**WORK TO COMPLETE**.
Character for character, reproduce every entry below.

**TASK DATA**.
[Start of section]

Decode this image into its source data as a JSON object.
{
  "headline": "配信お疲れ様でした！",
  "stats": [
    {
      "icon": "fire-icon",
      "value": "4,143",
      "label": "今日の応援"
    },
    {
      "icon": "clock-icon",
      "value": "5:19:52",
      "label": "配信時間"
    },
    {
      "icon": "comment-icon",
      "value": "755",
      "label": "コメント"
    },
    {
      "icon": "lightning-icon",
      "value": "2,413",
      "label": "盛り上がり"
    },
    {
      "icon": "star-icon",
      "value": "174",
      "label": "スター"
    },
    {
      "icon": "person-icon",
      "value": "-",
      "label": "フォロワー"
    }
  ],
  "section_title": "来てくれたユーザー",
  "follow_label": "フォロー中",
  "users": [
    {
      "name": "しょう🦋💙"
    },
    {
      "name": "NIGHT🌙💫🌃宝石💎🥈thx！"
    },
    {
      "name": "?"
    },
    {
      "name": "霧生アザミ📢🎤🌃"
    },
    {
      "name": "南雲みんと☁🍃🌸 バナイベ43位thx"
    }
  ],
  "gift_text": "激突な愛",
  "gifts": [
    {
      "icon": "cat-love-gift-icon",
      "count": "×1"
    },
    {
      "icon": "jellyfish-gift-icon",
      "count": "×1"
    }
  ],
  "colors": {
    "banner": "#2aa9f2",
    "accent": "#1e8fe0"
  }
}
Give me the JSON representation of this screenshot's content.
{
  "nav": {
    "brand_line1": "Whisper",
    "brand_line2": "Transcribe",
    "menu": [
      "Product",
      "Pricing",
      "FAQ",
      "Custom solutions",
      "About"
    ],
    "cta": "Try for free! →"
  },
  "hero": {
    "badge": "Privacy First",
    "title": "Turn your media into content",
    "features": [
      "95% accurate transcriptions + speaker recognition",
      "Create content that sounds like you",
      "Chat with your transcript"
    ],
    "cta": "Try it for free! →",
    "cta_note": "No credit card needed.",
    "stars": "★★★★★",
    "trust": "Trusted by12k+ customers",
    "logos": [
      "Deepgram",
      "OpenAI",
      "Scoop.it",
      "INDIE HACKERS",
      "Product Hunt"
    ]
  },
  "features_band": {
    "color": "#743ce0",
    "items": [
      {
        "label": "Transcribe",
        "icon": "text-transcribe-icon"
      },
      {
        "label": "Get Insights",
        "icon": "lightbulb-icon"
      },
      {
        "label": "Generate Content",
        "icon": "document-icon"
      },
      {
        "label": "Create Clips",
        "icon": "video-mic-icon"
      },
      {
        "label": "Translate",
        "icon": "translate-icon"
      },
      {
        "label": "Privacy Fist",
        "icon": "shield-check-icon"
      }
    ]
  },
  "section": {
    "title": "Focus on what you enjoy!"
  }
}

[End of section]

**ANSWER**.
Decode this image into its source data as a JSON object.
{
  "headline": "配信お疲れ様でした！",
  "stats": [
    {
      "icon": "fire-icon",
      "value": "4,143",
      "label": "今日の応援"
    },
    {
      "icon": "clock-icon",
      "value": "5:19:52",
      "label": "配信時間"
    },
    {
      "icon": "comment-icon",
      "value": "755",
      "label": "コメント"
    },
    {
      "icon": "lightning-icon",
      "value": "2,413",
      "label": "盛り上がり"
    },
    {
      "icon": "star-icon",
      "value": "174",
      "label": "スター"
    },
    {
      "icon": "person-icon",
      "value": "-",
      "label": "フォロワー"
    }
  ],
  "section_title": "来てくれたユーザー",
  "follow_label": "フォロー中",
  "users": [
    {
      "name": "しょう🦋💙"
    },
    {
      "name": "NIGHT🌙💫🌃宝石💎🥈thx！"
    },
    {
      "name": "?"
    },
    {
      "name": "霧生アザミ📢🎤🌃"
    },
    {
      "name": "南雲みんと☁🍃🌸 バナイベ43位thx"
    }
  ],
  "gift_text": "激突な愛",
  "gifts": [
    {
      "icon": "cat-love-gift-icon",
      "count": "×1"
    },
    {
      "icon": "jellyfish-gift-icon",
      "count": "×1"
    }
  ],
  "colors": {
    "banner": "#2aa9f2",
    "accent": "#1e8fe0"
  }
}
Give me the JSON representation of this screenshot's content.
{
  "nav": {
    "brand_line1": "Whisper",
    "brand_line2": "Transcribe",
    "menu": [
      "Product",
      "Pricing",
      "FAQ",
      "Custom solutions",
      "About"
    ],
    "cta": "Try for free! →"
  },
  "hero": {
    "badge": "Privacy First",
    "title": "Turn your media into content",
    "features": [
      "95% accurate transcriptions + speaker recognition",
      "Create content that sounds like you",
      "Chat with your transcript"
    ],
    "cta": "Try it for free! →",
    "cta_note": "No credit card needed.",
    "stars": "★★★★★",
    "trust": "Trusted by12k+ customers",
    "logos": [
      "Deepgram",
      "OpenAI",
      "Scoop.it",
      "INDIE HACKERS",
      "Product Hunt"
    ]
  },
  "features_band": {
    "color": "#743ce0",
    "items": [
      {
        "label": "Transcribe",
        "icon": "text-transcribe-icon"
      },
      {
        "label": "Get Insights",
        "icon": "lightbulb-icon"
      },
      {
        "label": "Generate Content",
        "icon": "document-icon"
      },
      {
        "label": "Create Clips",
        "icon": "video-mic-icon"
      },
      {
        "label": "Translate",
        "icon": "translate-icon"
      },
      {
        "label": "Privacy Fist",
        "icon": "shield-check-icon"
      }
    ]
  },
  "section": {
    "title": "Focus on what you enjoy!"
  }
}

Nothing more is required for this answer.